Task to complete: An exact copy is needed of the lines from the line holding "Parse this screenshot: output" through the final line of the listing below, both included.

Records shown:
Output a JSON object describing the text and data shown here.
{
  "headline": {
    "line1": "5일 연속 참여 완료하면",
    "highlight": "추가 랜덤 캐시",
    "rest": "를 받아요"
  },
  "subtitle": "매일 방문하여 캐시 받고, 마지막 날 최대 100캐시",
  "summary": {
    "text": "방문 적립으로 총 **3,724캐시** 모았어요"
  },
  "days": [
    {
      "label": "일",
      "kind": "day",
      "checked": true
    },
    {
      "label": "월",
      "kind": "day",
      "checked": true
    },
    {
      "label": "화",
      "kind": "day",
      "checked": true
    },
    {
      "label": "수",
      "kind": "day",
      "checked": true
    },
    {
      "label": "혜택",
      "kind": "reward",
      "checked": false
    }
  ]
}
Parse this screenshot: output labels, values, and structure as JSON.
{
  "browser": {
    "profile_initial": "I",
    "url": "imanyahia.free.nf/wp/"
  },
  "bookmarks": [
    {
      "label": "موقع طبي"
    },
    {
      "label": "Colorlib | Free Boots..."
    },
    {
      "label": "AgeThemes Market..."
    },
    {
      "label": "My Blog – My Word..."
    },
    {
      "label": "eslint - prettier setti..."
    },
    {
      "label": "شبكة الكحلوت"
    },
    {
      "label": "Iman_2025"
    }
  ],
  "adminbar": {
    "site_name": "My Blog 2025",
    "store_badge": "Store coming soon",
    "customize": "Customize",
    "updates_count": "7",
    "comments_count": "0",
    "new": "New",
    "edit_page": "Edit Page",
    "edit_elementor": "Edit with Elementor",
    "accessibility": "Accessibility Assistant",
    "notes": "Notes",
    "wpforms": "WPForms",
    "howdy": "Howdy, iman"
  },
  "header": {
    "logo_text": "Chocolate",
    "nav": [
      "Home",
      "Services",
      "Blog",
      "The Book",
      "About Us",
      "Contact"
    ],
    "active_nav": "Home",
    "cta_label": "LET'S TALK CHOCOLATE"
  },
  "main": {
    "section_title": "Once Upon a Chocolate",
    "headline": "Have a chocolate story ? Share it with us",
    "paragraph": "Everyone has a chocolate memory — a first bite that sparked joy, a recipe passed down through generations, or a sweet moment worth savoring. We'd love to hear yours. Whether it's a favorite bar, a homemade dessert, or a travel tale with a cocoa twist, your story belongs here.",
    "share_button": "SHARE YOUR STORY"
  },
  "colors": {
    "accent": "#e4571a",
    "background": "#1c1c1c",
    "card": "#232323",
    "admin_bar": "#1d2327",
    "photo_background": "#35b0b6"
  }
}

Exercise response:
Parse this screenshot: output labels, values, and structure as JSON.
{
  "browser": {
    "profile_initial": "I",
    "url": "imanyahia.free.nf/wp/"
  },
  "bookmarks": [
    {
      "label": "موقع طبي"
    },
    {
      "label": "Colorlib | Free Boots..."
    },
    {
      "label": "AgeThemes Market..."
    },
    {
      "label": "My Blog – My Word..."
    },
    {
      "label": "eslint - prettier setti..."
    },
    {
      "label": "شبكة الكحلوت"
    },
    {
      "label": "Iman_2025"
    }
  ],
  "adminbar": {
    "site_name": "My Blog 2025",
    "store_badge": "Store coming soon",
    "customize": "Customize",
    "updates_count": "7",
    "comments_count": "0",
    "new": "New",
    "edit_page": "Edit Page",
    "edit_elementor": "Edit with Elementor",
    "accessibility": "Accessibility Assistant",
    "notes": "Notes",
    "wpforms": "WPForms",
    "howdy": "Howdy, iman"
  },
  "header": {
    "logo_text": "Chocolate",
    "nav": [
      "Home",
      "Services",
      "Blog",
      "The Book",
      "About Us",
      "Contact"
    ],
    "active_nav": "Home",
    "cta_label": "LET'S TALK CHOCOLATE"
  },
  "main": {
    "section_title": "Once Upon a Chocolate",
    "headline": "Have a chocolate story ? Share it with us",
    "paragraph": "Everyone has a chocolate memory — a first bite that sparked joy, a recipe passed down through generations, or a sweet moment worth savoring. We'd love to hear yours. Whether it's a favorite bar, a homemade dessert, or a travel tale with a cocoa twist, your story belongs here.",
    "share_button": "SHARE YOUR STORY"
  },
  "colors": {
    "accent": "#e4571a",
    "background": "#1c1c1c",
    "card": "#232323",
    "admin_bar": "#1d2327",
    "photo_background": "#35b0b6"
  }
}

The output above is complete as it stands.